WHAT YOU HAVE TO DO:
The following entries should be restated word for word, pictures excluded.

================

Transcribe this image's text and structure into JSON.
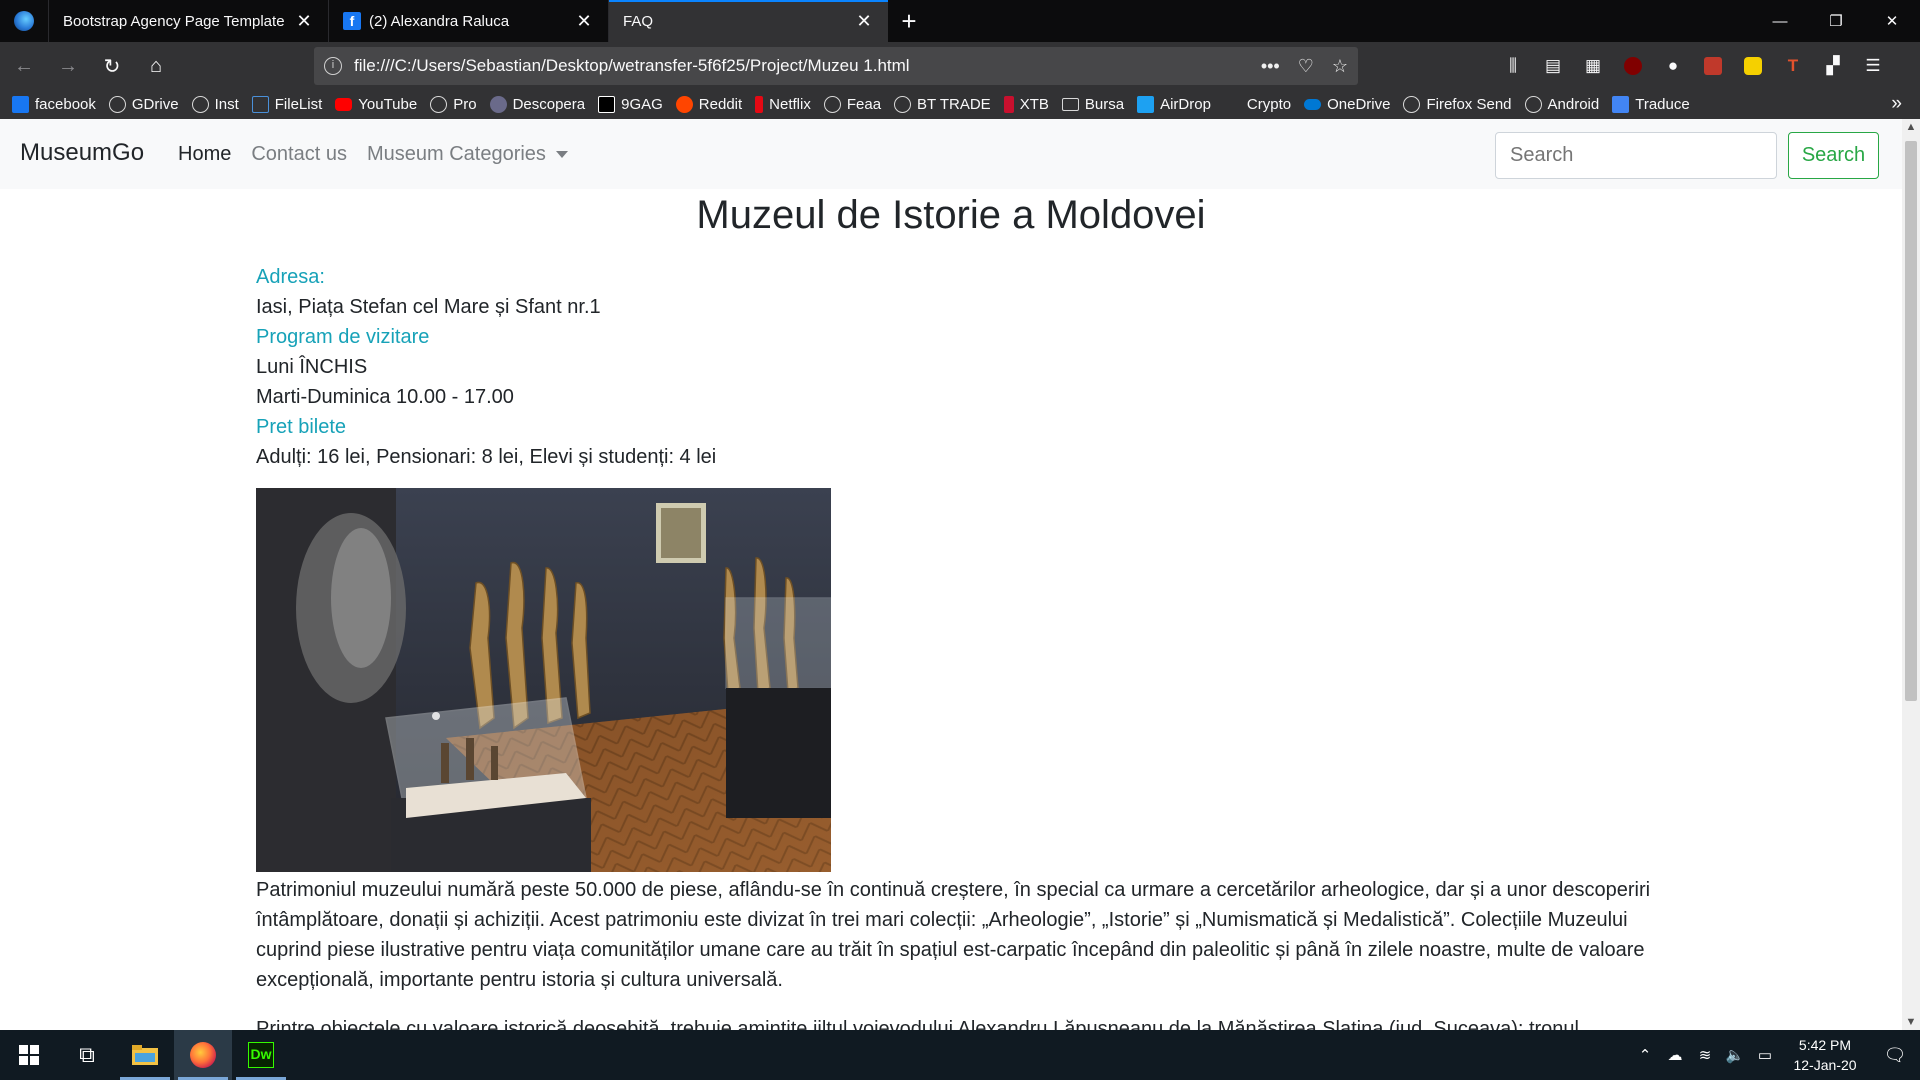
{
  "browser": {
    "tabs": [
      {
        "title": "Bootstrap Agency Page Template",
        "active": false
      },
      {
        "title": "(2) Alexandra Raluca",
        "active": false
      },
      {
        "title": "FAQ",
        "active": true
      }
    ],
    "url": "file:///C:/Users/Sebastian/Desktop/wetransfer-5f6f25/Project/Muzeu 1.html",
    "bookmarks": [
      "facebook",
      "GDrive",
      "Inst",
      "FileList",
      "YouTube",
      "Pro",
      "Descopera",
      "9GAG",
      "Reddit",
      "Netflix",
      "Feaa",
      "BT TRADE",
      "XTB",
      "Bursa",
      "AirDrop",
      "Crypto",
      "OneDrive",
      "Firefox Send",
      "Android",
      "Traduce"
    ]
  },
  "site": {
    "brand": "MuseumGo",
    "nav": {
      "home": "Home",
      "contact": "Contact us",
      "categories": "Museum Categories"
    },
    "search": {
      "placeholder": "Search",
      "button": "Search"
    }
  },
  "museum": {
    "title": "Muzeul de Istorie a Moldovei",
    "address_label": "Adresa:",
    "address": "Iasi, Piața Stefan cel Mare și Sfant nr.1",
    "schedule_label": "Program de vizitare",
    "schedule_monday": "Luni ÎNCHIS",
    "schedule_week": "Marti-Duminica 10.00 - 17.00",
    "price_label": "Pret bilete",
    "prices": "Adulți: 16 lei, Pensionari: 8 lei, Elevi și studenți: 4 lei",
    "paragraph1": "Patrimoniul muzeului numără peste 50.000 de piese, aflându-se în continuă creștere, în special ca urmare a cercetărilor arheologice, dar și a unor descoperiri întâmplătoare, donații și achiziții. Acest patrimoniu este divizat în trei mari colecții: „Arheologie”, „Istorie” și „Numismatică și Medalistică”. Colecțiile Muzeului cuprind piese ilustrative pentru viața comunităților umane care au trăit în spațiul est-carpatic începând din paleolitic și până în zilele noastre, multe de valoare excepțională, importante pentru istoria și cultura universală.",
    "paragraph2": "Printre obiectele cu valoare istorică deosebită, trebuie amintite jiltul voievodului Alexandru Lăpușneanu de la Mănăstirea Slatina (jud. Suceava); tronul"
  },
  "taskbar": {
    "time": "5:42 PM",
    "date": "12-Jan-20"
  },
  "colors": {
    "accent_teal": "#17a2b8",
    "success_green": "#28a745",
    "browser_dark": "#323234"
  }
}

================

TASK SOLUTION:
Transcribe this image's text and structure into JSON.
{
  "browser": {
    "tabs": [
      {
        "title": "Bootstrap Agency Page Template",
        "active": false
      },
      {
        "title": "(2) Alexandra Raluca",
        "active": false
      },
      {
        "title": "FAQ",
        "active": true
      }
    ],
    "url": "file:///C:/Users/Sebastian/Desktop/wetransfer-5f6f25/Project/Muzeu 1.html",
    "bookmarks": [
      "facebook",
      "GDrive",
      "Inst",
      "FileList",
      "YouTube",
      "Pro",
      "Descopera",
      "9GAG",
      "Reddit",
      "Netflix",
      "Feaa",
      "BT TRADE",
      "XTB",
      "Bursa",
      "AirDrop",
      "Crypto",
      "OneDrive",
      "Firefox Send",
      "Android",
      "Traduce"
    ]
  },
  "site": {
    "brand": "MuseumGo",
    "nav": {
      "home": "Home",
      "contact": "Contact us",
      "categories": "Museum Categories"
    },
    "search": {
      "placeholder": "Search",
      "button": "Search"
    }
  },
  "museum": {
    "title": "Muzeul de Istorie a Moldovei",
    "address_label": "Adresa:",
    "address": "Iasi, Piața Stefan cel Mare și Sfant nr.1",
    "schedule_label": "Program de vizitare",
    "schedule_monday": "Luni ÎNCHIS",
    "schedule_week": "Marti-Duminica 10.00 - 17.00",
    "price_label": "Pret bilete",
    "prices": "Adulți: 16 lei, Pensionari: 8 lei, Elevi și studenți: 4 lei",
    "paragraph1": "Patrimoniul muzeului numără peste 50.000 de piese, aflându-se în continuă creștere, în special ca urmare a cercetărilor arheologice, dar și a unor descoperiri întâmplătoare, donații și achiziții. Acest patrimoniu este divizat în trei mari colecții: „Arheologie”, „Istorie” și „Numismatică și Medalistică”. Colecțiile Muzeului cuprind piese ilustrative pentru viața comunităților umane care au trăit în spațiul est-carpatic începând din paleolitic și până în zilele noastre, multe de valoare excepțională, importante pentru istoria și cultura universală.",
    "paragraph2": "Printre obiectele cu valoare istorică deosebită, trebuie amintite jiltul voievodului Alexandru Lăpușneanu de la Mănăstirea Slatina (jud. Suceava); tronul"
  },
  "taskbar": {
    "time": "5:42 PM",
    "date": "12-Jan-20"
  },
  "colors": {
    "accent_teal": "#17a2b8",
    "success_green": "#28a745",
    "browser_dark": "#323234"
  }
}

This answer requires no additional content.